YOUR GOAL:
This exercise asks for the entries below to be printed exactly.

SOURCE INFORMATION:

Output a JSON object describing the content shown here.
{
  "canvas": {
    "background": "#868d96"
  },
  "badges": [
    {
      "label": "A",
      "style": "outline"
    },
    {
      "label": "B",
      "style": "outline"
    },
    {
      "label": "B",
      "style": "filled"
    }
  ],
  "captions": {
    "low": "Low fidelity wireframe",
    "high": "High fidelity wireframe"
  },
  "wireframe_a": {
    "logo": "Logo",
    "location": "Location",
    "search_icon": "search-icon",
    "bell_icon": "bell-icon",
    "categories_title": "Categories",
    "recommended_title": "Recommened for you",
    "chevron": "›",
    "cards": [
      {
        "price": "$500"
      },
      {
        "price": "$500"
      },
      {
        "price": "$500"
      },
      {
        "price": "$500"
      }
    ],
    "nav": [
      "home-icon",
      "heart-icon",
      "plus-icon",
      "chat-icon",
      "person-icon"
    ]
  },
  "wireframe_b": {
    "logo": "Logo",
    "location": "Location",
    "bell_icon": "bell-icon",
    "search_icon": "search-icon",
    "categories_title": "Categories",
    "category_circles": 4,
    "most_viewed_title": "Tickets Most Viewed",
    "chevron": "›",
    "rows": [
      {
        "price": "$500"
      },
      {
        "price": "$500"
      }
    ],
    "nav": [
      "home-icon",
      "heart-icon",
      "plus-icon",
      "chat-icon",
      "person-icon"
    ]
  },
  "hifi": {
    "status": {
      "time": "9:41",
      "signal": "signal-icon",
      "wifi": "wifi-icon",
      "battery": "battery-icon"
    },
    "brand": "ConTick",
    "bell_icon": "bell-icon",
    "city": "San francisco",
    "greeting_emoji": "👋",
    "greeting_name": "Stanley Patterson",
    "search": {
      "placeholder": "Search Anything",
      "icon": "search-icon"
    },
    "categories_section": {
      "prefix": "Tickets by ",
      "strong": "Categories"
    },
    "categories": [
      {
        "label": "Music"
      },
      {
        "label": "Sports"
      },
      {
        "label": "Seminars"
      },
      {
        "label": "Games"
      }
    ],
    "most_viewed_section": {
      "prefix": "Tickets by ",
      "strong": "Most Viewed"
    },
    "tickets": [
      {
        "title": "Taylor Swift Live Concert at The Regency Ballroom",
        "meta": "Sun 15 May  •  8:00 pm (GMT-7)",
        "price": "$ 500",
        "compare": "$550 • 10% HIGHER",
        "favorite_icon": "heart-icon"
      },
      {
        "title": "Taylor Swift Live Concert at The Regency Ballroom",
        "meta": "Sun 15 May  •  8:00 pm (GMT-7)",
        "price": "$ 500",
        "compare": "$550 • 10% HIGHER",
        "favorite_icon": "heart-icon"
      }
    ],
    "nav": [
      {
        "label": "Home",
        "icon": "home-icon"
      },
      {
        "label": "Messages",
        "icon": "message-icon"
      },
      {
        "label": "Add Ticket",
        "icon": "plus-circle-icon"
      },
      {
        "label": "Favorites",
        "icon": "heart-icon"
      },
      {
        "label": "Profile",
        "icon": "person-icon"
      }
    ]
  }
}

RESPONSE FOR THIS EXERCISE:
Output a JSON object describing the content shown here.
{
  "canvas": {
    "background": "#868d96"
  },
  "badges": [
    {
      "label": "A",
      "style": "outline"
    },
    {
      "label": "B",
      "style": "outline"
    },
    {
      "label": "B",
      "style": "filled"
    }
  ],
  "captions": {
    "low": "Low fidelity wireframe",
    "high": "High fidelity wireframe"
  },
  "wireframe_a": {
    "logo": "Logo",
    "location": "Location",
    "search_icon": "search-icon",
    "bell_icon": "bell-icon",
    "categories_title": "Categories",
    "recommended_title": "Recommened for you",
    "chevron": "›",
    "cards": [
      {
        "price": "$500"
      },
      {
        "price": "$500"
      },
      {
        "price": "$500"
      },
      {
        "price": "$500"
      }
    ],
    "nav": [
      "home-icon",
      "heart-icon",
      "plus-icon",
      "chat-icon",
      "person-icon"
    ]
  },
  "wireframe_b": {
    "logo": "Logo",
    "location": "Location",
    "bell_icon": "bell-icon",
    "search_icon": "search-icon",
    "categories_title": "Categories",
    "category_circles": 4,
    "most_viewed_title": "Tickets Most Viewed",
    "chevron": "›",
    "rows": [
      {
        "price": "$500"
      },
      {
        "price": "$500"
      }
    ],
    "nav": [
      "home-icon",
      "heart-icon",
      "plus-icon",
      "chat-icon",
      "person-icon"
    ]
  },
  "hifi": {
    "status": {
      "time": "9:41",
      "signal": "signal-icon",
      "wifi": "wifi-icon",
      "battery": "battery-icon"
    },
    "brand": "ConTick",
    "bell_icon": "bell-icon",
    "city": "San francisco",
    "greeting_emoji": "👋",
    "greeting_name": "Stanley Patterson",
    "search": {
      "placeholder": "Search Anything",
      "icon": "search-icon"
    },
    "categories_section": {
      "prefix": "Tickets by ",
      "strong": "Categories"
    },
    "categories": [
      {
        "label": "Music"
      },
      {
        "label": "Sports"
      },
      {
        "label": "Seminars"
      },
      {
        "label": "Games"
      }
    ],
    "most_viewed_section": {
      "prefix": "Tickets by ",
      "strong": "Most Viewed"
    },
    "tickets": [
      {
        "title": "Taylor Swift Live Concert at The Regency Ballroom",
        "meta": "Sun 15 May  •  8:00 pm (GMT-7)",
        "price": "$ 500",
        "compare": "$550 • 10% HIGHER",
        "favorite_icon": "heart-icon"
      },
      {
        "title": "Taylor Swift Live Concert at The Regency Ballroom",
        "meta": "Sun 15 May  •  8:00 pm (GMT-7)",
        "price": "$ 500",
        "compare": "$550 • 10% HIGHER",
        "favorite_icon": "heart-icon"
      }
    ],
    "nav": [
      {
        "label": "Home",
        "icon": "home-icon"
      },
      {
        "label": "Messages",
        "icon": "message-icon"
      },
      {
        "label": "Add Ticket",
        "icon": "plus-circle-icon"
      },
      {
        "label": "Favorites",
        "icon": "heart-icon"
      },
      {
        "label": "Profile",
        "icon": "person-icon"
      }
    ]
  }
}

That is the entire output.